Following the previously announced sale of Insmed's Boulder, Colorado manufacturing facility to Merck & Co., Inc. in March 2009, Insmed no longer has the capability to manufacture IPLEX((TM)), an extremely complicated drug to produce. Moreover, any agreement with a third party to undertake the manufacture of IPLEX((TM)), if it was economically feasible and could be arranged, would not result in production of additional quantities of IPLEX(TM) for at least 12 to 18 months.
There are approximately 70 patients who currently receive IPLEX(TM), 12 in the U.S. and the remainder around the rest of the world. Most of the patients receive IPLEX(TM) pursuant to a court-ordered Extended Access . The Company believes that it has sufficient IPLEX(TM) inventory to supply these patients for no more than 24 months.
The Company intends to analyze the on-going data collected for various indications, including myotonic muscular dystrophy and ALS, and assess the overall IPLEX(TM) development program, including possible IPLEX(TM) manufacturing options with third parties and possible future clinical trials. Initiation of the Phase II clinical trial for ALS patients in the U.S. that had been discussed with FDA earlier this year has been postponed while the Company performs this assessment.
The article was just published today by Science Daily (a very reputable entity) and clearly spells out that research was conducted with "IPLEX TM, manufactured by Insmed Inc." It seems there have been certain activities regarding the manufacturing of IPLEX that has not been made public yet. I recall Will Lewis was answering a question during the quarterly financial results and said Insmed is in discussions with an entity regarding IPLEX, but would not elaborate further. The good news is published results are great to Insmed and Muscular Dystrophy patients.
Why no PR from Insmed yet?
An excerpt from the article:
"The research team studied the outcome of combining the following single mode treatments: increasing regeneration, by overexpressing muscle specific insulin like growth factor-1, IGF-1 and preventing cell death, by inhibiting the expression of Bax, a pro-apoptotic protein. In addition, to test the translational potential of this combination therapy, the researchers systemically treated Bax deficient dystrophic mice with recombinant human IGF-1 (IPLEX TM, manufactured by Insmed Inc)."
More excerpt,. Note their words: "remarkable improvement in in muscle pathology..."
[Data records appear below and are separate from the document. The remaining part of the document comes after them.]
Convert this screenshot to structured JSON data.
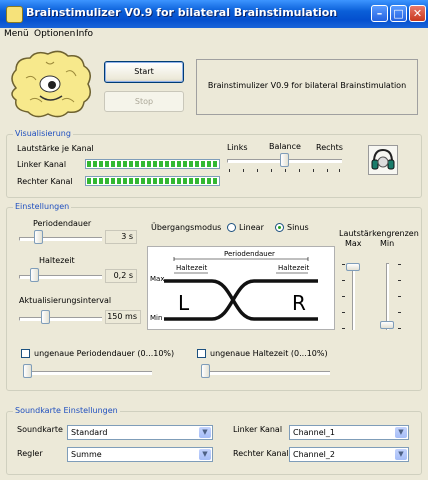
{
  "window": {
    "title": "Brainstimulizer V0.9 for bilateral Brainstimulation"
  },
  "menu": [
    "Menü",
    "Optionen",
    "Info"
  ],
  "controls": {
    "start_label": "Start",
    "stop_label": "Stop",
    "info_text": "Brainstimulizer V0.9 for bilateral Brainstimulation"
  },
  "visualisierung": {
    "title": "Visualisierung",
    "level_label": "Lautstärke je Kanal",
    "left_label": "Linker Kanal",
    "right_label": "Rechter Kanal",
    "left_level": 1.0,
    "right_level": 1.0,
    "balance": {
      "label": "Balance",
      "left": "Links",
      "right": "Rechts",
      "value": 0.5
    }
  },
  "einstellungen": {
    "title": "Einstellungen",
    "periodendauer": {
      "label": "Periodendauer",
      "value": "3 s",
      "position": 0.2
    },
    "haltezeit": {
      "label": "Haltezeit",
      "value": "0,2 s",
      "position": 0.15
    },
    "aktualisierung": {
      "label": "Aktualisierungsinterval",
      "value": "150 ms",
      "position": 0.3
    },
    "uebergang": {
      "label": "Übergangsmodus",
      "options": [
        "Linear",
        "Sinus"
      ],
      "selected": "Sinus"
    },
    "diagram": {
      "periodendauer": "Periodendauer",
      "haltezeit_left": "Haltezeit",
      "haltezeit_right": "Haltezeit",
      "max": "Max",
      "min": "Min",
      "left": "L",
      "right": "R"
    },
    "lautstaerkegrenzen": {
      "label": "Lautstärkengrenzen",
      "max_label": "Max",
      "min_label": "Min",
      "max_value": 1.0,
      "min_value": 0.0
    },
    "ungenau_periode": {
      "label": "ungenaue Periodendauer (0...10%)",
      "checked": false,
      "position": 0.0
    },
    "ungenau_halte": {
      "label": "ungenaue Haltezeit (0...10%)",
      "checked": false,
      "position": 0.0
    }
  },
  "soundkarte": {
    "title": "Soundkarte Einstellungen",
    "soundkarte_label": "Soundkarte",
    "soundkarte_value": "Standard",
    "regler_label": "Regler",
    "regler_value": "Summe",
    "linker_label": "Linker Kanal",
    "linker_value": "Channel_1",
    "rechter_label": "Rechter Kanal",
    "rechter_value": "Channel_2"
  },
  "colors": {
    "titlebar": "#0a5fd8",
    "group_title": "#1f4fbf",
    "meter_green": "#32b832",
    "window_bg": "#ece9d8"
  }
}
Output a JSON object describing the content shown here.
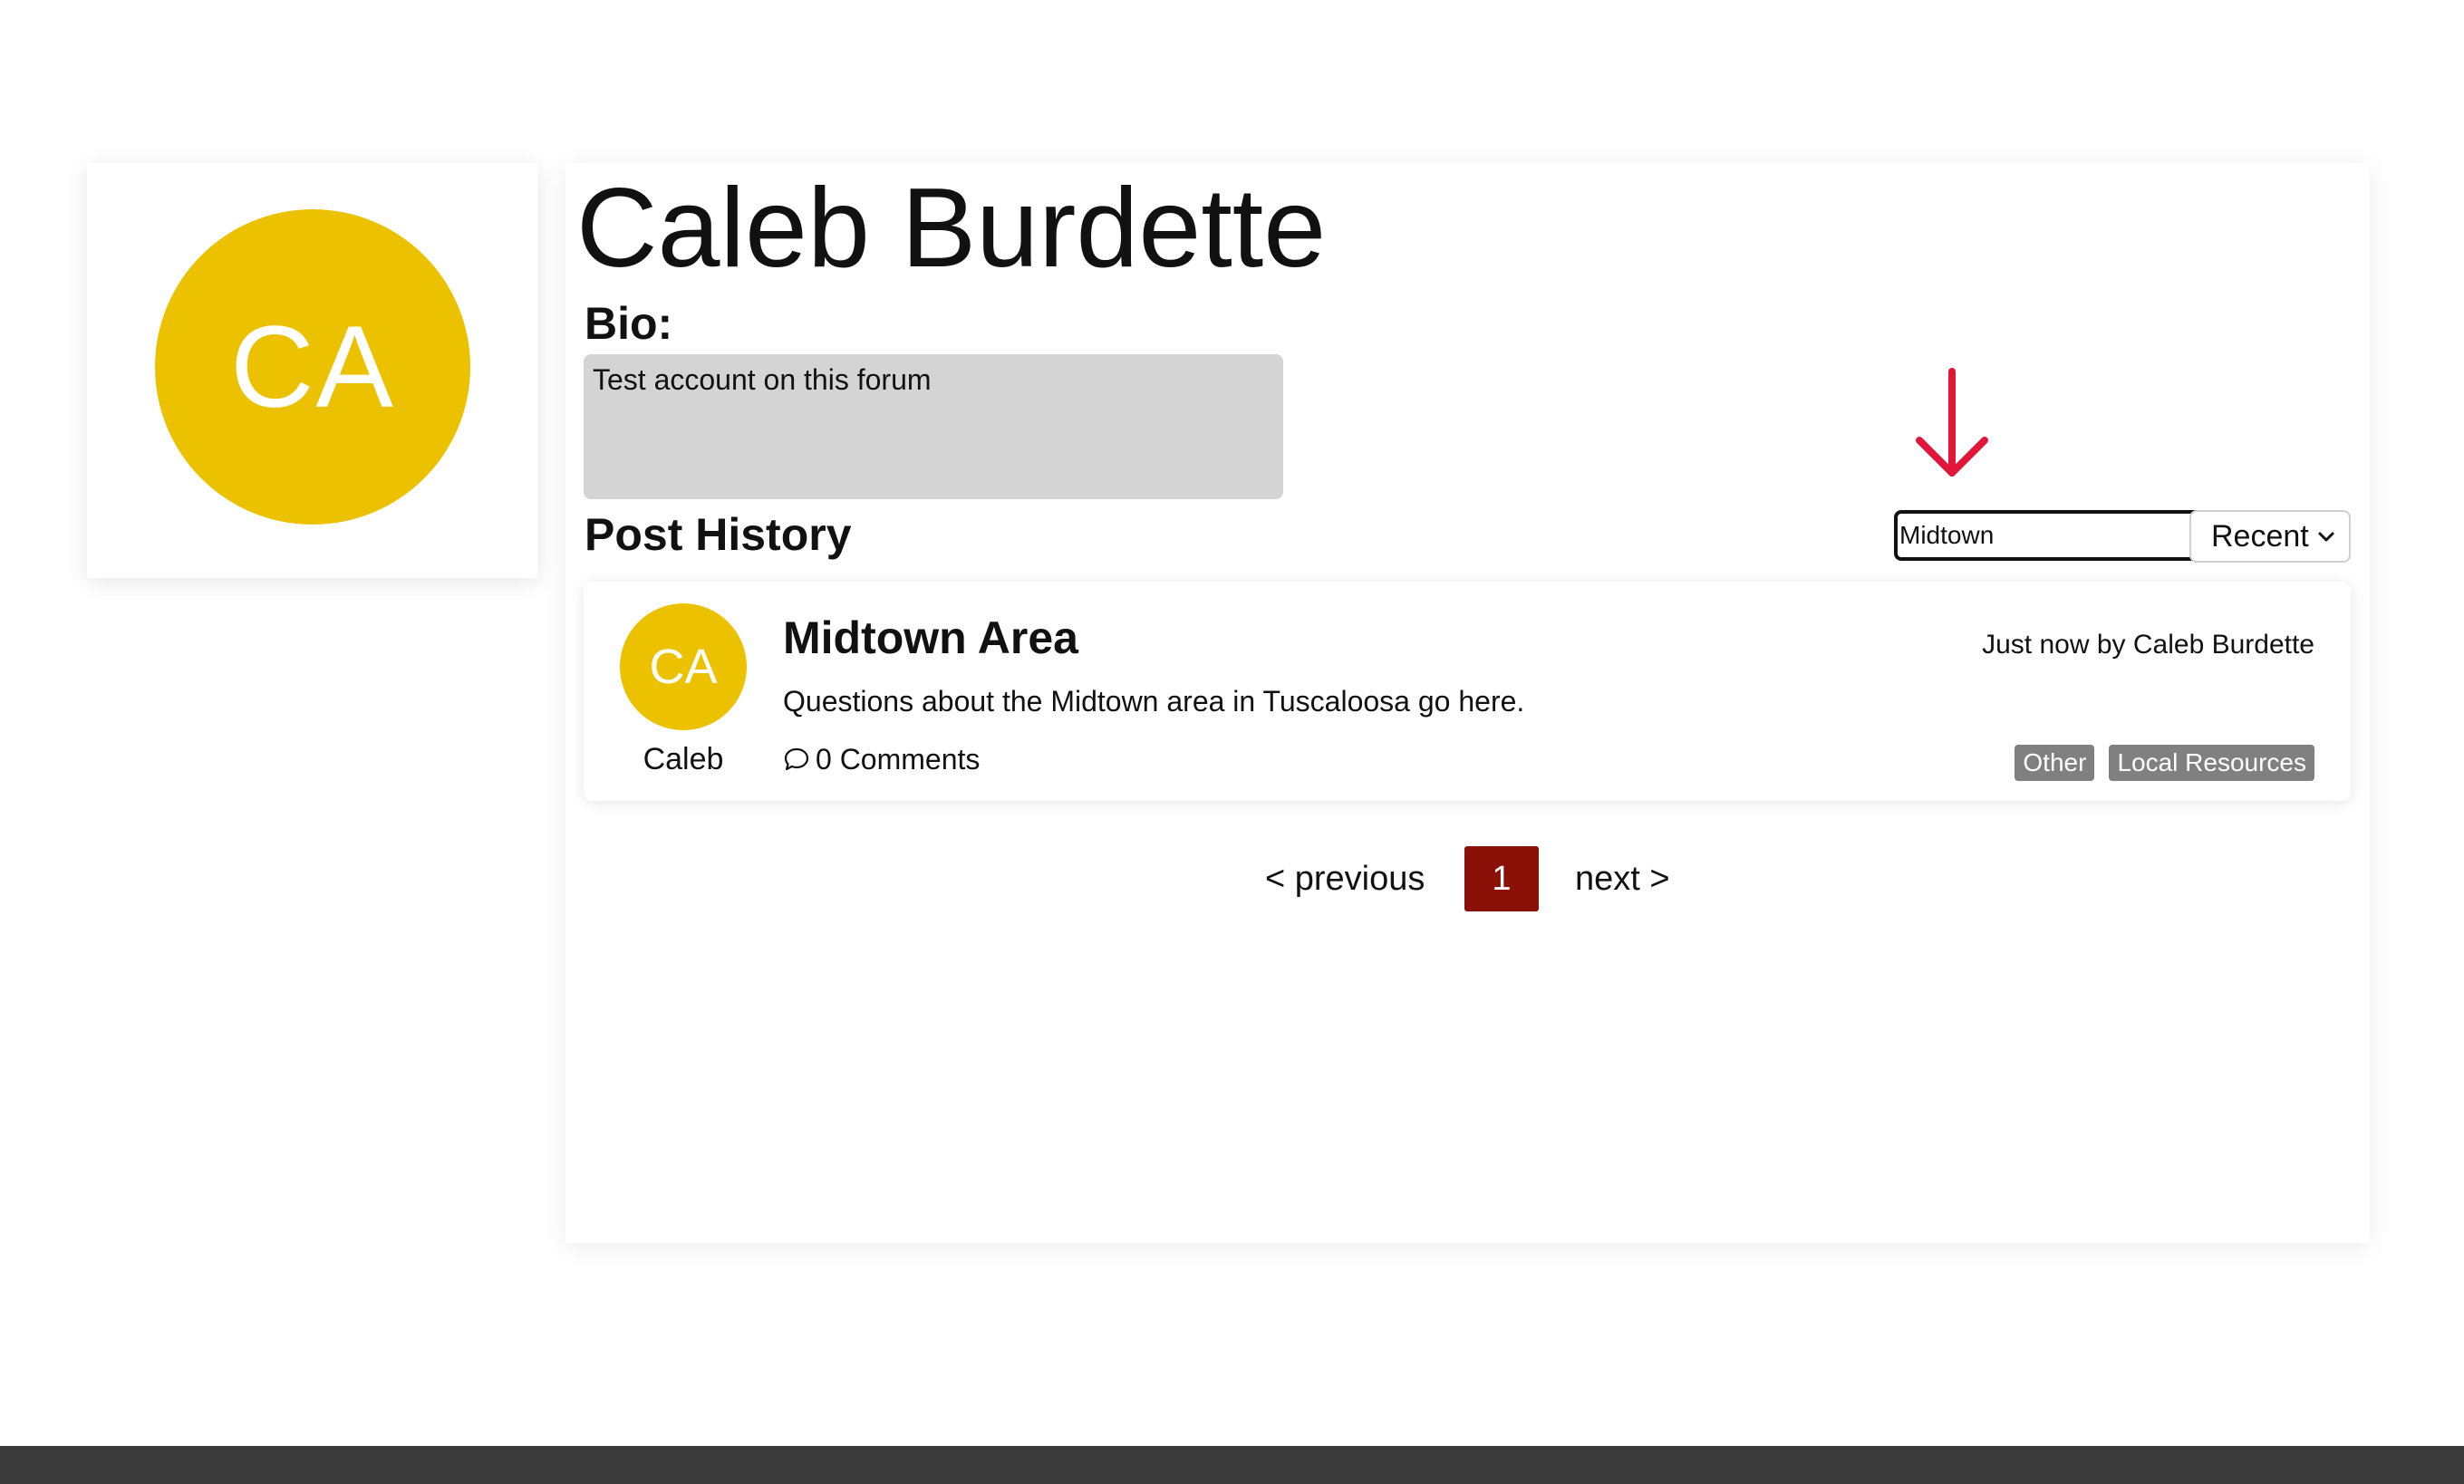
{
  "colors": {
    "avatar_bg": "#ecc200",
    "page_active_bg": "#8b1108",
    "annotation_arrow": "#e0173a",
    "clear_icon": "#2f4f8f",
    "footer": "#3a3a3a"
  },
  "profile": {
    "avatar_initials": "CA",
    "name": "Caleb Burdette",
    "bio_label": "Bio:",
    "bio_text": "Test account on this forum"
  },
  "post_history": {
    "label": "Post History",
    "search": {
      "value": "Midtown",
      "clear_icon": "close-icon"
    },
    "sort": {
      "selected": "Recent",
      "icon": "chevron-down-icon"
    },
    "posts": [
      {
        "avatar_initials": "CA",
        "author_short": "Caleb",
        "title": "Midtown Area",
        "meta": "Just now by Caleb Burdette",
        "body": "Questions about the Midtown area in Tuscaloosa go here.",
        "comments": "0 Comments",
        "comment_icon": "comment-bubble-icon",
        "tags": [
          "Other",
          "Local Resources"
        ]
      }
    ]
  },
  "pagination": {
    "previous": "< previous",
    "current": "1",
    "next": "next >"
  }
}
"By combining these two therapies [one of which is IPLEX], researchers found that in addition to increased body and muscle weight, mice showed enhanced locomotory capacities and remarkable improvement in muscle pathology. The most impressive outcome was the significant resolution of inflammation and fibrosis, not seen with single mode therapies. The research team concluded that the use of this combination therapy is an effective treatment for MDC1A, highlighting a compelling argument that a combinatorial approach has a synergistic benefit and could have the potential of treating patients with congenital muscular dystrophy.
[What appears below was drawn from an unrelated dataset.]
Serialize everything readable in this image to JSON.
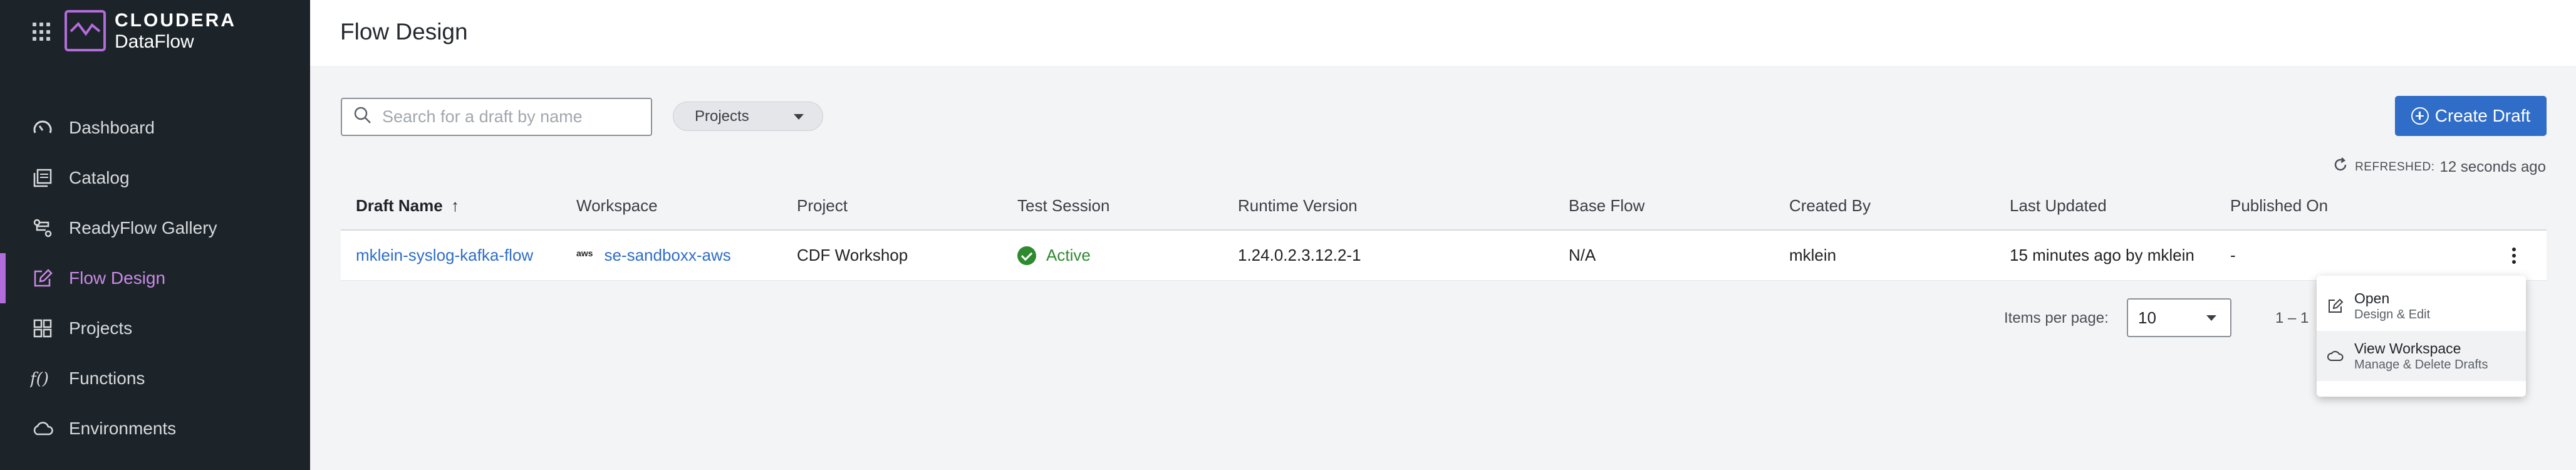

Research highlighted in this news release was funded in part by Cure CMD, Struggle against Muscular Dystrophy (S.A.M), and the Muscular Dystrophy Association (MDA)."